T. it.: La follia della metropoli; Scen.: Robert Riskin; F.: Joseph Walker; Op.: Andre Barlatier; M.: Maurice Wright; Scgf.: Stephen Goosson; Su.: Edward Bernds; Ass. R.: C. C. Coleman; F. di scena: William Fraker; Int.: Walter Huston (Thomas Dickson), Pat O’Brien (Matt Brown), Kay Johnson (Mrs. Phyllis Dickson), Gavin Gordon (Cyril Cluett), Costance Cummings (Helen), Robert Ellis (Dude Finlay) Berton Churchill (O’Brien), Arthur Hoyt (Ives), Edwin Maxwell (Clarck), Robert Emmett O’Connor (l’ispettore), Jeanne Sorel (la segretaria di Cluett), Walter Walker (Schultz), Anderson Lawler (Charlie), Edward Martindel (Ames); Prod.: Harry Cohn per Columbia 35mm. L.: 2055 m. D.: 77’.

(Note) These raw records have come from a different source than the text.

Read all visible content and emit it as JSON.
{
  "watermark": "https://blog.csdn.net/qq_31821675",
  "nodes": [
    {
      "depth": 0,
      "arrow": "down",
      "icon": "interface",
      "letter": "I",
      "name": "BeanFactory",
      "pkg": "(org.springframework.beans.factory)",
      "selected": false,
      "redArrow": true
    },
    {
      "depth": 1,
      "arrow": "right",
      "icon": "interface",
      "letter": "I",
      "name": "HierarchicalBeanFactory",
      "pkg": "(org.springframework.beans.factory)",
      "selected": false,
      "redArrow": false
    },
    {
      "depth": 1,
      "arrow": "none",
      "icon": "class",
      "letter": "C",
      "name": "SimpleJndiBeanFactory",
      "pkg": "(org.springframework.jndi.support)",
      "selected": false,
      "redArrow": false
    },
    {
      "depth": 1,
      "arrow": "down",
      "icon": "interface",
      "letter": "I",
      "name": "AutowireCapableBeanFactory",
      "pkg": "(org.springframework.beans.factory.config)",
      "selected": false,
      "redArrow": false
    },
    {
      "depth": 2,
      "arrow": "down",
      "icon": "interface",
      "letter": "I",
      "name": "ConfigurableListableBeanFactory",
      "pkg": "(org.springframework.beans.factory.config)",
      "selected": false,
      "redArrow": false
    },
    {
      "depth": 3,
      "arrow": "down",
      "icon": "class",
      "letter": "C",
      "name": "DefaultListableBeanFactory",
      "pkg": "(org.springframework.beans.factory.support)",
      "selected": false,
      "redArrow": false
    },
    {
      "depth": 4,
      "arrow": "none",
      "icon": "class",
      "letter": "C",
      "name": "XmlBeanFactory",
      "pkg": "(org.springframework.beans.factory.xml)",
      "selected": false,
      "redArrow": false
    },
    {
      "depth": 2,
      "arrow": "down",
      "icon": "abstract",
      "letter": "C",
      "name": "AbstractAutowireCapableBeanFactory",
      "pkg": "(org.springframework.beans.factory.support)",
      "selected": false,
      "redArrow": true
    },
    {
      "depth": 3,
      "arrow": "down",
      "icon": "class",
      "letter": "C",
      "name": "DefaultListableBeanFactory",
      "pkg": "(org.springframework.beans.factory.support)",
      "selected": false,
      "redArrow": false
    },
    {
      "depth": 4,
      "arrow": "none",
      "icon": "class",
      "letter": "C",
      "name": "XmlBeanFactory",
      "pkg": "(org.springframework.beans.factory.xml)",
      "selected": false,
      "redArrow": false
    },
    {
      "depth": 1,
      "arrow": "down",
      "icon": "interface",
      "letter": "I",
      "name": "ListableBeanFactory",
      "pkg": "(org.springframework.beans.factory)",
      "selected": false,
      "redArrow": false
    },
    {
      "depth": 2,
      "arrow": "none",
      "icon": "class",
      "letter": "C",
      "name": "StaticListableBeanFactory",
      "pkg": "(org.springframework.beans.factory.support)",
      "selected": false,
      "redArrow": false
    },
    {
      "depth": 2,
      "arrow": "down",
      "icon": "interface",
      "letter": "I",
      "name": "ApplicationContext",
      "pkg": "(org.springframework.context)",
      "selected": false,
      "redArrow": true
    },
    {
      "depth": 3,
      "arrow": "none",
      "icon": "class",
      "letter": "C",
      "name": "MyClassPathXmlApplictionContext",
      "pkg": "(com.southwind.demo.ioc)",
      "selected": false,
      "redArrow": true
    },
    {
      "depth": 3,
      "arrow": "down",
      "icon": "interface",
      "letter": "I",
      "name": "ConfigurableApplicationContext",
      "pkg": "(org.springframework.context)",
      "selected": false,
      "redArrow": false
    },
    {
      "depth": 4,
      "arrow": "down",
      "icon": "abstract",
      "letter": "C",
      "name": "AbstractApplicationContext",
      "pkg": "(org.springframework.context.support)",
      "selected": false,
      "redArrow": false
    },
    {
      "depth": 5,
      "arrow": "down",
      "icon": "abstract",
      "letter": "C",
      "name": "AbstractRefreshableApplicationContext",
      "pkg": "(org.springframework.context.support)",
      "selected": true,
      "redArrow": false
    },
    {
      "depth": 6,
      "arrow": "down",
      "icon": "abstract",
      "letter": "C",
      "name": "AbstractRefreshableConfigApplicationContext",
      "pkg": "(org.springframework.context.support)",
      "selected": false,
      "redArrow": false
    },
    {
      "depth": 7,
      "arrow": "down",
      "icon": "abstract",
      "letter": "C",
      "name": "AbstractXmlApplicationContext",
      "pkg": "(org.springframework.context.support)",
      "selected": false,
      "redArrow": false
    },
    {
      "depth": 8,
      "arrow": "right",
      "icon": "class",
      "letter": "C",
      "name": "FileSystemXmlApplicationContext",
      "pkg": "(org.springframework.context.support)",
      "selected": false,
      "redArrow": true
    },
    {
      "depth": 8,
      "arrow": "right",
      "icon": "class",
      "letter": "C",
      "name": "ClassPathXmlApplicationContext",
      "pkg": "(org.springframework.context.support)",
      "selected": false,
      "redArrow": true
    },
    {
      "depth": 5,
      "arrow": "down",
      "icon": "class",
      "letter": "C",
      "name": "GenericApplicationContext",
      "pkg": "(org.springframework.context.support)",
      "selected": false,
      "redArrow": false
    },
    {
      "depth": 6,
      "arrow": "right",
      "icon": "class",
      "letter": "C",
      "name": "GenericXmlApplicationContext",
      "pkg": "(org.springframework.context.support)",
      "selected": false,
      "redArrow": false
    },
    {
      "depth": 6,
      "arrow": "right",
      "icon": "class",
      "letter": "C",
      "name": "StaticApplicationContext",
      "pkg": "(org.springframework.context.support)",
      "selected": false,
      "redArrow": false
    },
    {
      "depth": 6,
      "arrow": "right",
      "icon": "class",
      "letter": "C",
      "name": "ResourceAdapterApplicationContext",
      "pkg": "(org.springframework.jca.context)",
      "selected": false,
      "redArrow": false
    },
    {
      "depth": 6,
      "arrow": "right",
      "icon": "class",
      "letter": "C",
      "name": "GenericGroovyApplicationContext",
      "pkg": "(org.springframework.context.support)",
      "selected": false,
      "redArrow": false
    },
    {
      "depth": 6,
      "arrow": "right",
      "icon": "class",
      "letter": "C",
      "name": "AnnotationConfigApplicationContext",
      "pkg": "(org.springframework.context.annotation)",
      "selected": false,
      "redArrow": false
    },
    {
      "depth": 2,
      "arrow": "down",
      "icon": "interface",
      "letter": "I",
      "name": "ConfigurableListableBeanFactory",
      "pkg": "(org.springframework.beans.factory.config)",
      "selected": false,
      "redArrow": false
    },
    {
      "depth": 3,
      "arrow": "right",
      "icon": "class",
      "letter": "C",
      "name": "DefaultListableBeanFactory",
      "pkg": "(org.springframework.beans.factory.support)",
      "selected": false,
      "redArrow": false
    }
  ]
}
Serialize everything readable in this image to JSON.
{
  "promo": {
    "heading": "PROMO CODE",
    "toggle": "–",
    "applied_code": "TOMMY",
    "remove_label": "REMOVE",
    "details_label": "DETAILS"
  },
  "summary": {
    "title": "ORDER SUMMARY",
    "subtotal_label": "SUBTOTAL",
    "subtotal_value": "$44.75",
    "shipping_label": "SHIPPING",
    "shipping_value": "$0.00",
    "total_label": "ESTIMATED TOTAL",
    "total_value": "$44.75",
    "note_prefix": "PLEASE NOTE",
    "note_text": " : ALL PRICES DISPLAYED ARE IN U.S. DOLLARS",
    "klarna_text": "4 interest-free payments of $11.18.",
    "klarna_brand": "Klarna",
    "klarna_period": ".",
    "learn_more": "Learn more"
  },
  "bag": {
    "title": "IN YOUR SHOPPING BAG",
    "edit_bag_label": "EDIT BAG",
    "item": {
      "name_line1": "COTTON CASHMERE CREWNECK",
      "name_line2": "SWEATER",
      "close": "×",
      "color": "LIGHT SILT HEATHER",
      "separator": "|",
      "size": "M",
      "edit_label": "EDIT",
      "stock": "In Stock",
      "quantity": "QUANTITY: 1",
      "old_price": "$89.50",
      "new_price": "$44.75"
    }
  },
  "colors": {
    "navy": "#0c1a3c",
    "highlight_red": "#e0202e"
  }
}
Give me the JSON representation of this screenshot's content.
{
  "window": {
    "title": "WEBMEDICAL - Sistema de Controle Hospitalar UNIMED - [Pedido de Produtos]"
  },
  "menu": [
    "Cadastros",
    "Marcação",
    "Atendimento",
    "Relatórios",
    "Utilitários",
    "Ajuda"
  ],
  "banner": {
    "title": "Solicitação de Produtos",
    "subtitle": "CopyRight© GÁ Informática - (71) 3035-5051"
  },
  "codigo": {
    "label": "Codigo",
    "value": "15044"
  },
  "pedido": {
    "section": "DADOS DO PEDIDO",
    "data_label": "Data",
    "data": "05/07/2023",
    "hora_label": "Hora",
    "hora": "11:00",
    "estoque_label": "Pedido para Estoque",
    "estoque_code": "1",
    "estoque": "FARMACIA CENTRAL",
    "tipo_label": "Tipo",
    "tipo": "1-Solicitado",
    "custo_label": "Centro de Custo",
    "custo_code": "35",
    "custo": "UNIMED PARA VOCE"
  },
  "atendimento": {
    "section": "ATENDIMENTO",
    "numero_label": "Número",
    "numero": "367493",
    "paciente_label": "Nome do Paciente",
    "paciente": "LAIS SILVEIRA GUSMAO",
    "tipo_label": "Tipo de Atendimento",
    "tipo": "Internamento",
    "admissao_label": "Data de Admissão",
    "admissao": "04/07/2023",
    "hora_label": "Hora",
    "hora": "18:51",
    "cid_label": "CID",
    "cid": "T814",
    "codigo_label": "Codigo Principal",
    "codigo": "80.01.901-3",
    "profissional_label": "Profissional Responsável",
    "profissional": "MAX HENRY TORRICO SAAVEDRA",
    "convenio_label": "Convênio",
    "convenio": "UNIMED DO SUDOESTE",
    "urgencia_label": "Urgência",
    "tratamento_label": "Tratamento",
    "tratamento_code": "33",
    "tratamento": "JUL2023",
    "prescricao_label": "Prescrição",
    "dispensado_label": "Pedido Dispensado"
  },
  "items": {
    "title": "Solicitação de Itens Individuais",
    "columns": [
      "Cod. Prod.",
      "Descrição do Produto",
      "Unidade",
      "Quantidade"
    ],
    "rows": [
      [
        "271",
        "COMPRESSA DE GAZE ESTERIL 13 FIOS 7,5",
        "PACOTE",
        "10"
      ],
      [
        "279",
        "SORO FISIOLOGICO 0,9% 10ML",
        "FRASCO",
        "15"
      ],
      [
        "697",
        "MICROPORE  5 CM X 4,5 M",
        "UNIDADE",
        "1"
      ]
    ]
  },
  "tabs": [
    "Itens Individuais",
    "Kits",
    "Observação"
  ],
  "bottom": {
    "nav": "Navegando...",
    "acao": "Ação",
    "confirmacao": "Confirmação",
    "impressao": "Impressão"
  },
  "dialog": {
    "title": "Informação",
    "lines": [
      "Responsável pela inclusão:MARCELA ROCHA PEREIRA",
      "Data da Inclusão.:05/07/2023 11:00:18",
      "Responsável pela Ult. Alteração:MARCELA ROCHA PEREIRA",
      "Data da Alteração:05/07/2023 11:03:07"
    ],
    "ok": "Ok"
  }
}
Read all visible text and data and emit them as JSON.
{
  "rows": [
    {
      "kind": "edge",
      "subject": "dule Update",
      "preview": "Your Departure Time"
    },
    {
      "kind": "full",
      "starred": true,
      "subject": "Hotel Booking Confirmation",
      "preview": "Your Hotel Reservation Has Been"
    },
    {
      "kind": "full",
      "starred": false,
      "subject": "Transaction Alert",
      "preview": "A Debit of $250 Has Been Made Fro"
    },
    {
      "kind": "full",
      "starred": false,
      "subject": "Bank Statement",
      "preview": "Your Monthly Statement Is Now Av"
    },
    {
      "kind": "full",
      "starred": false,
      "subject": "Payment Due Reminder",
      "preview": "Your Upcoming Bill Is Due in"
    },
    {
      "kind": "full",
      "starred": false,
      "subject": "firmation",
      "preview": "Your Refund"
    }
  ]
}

It was in the making of American Madness that I made a rather startling discovery about pace. A scene that, to me, was normal in pace during its photography, or when viewed by a few people in a small studio projection, seemed to slow down when I saw the same scene projected on a large screen before a theaterful of people. And since American Madness dealt with crowd reaction to rumors, panic, and faith, I decided to counteract the apparent “slowing down” of a film’s pace in theaters by artificially quickening the pace during photography. First, I cut out the long walks, such as prolonged entrances and exits of actors. I jumped the performers in and out of the heart of the scenes. Second, I cut out “dissolves”. Third, I overlapped speeches. Fourth, and this was a radical change, I speeded up the pace of the scenes to about one-third above normal. During photography the speed of the scenes seemed exaggerated – in fact, it was exaggerated – but when American Madness hit the theater screens, the pace seemed normal! Moreover, there was a sense of urgency, a new interest, that kept audience attention riveted on the screen.
Frank Capra, The Name above the Title, MacMillan, 1971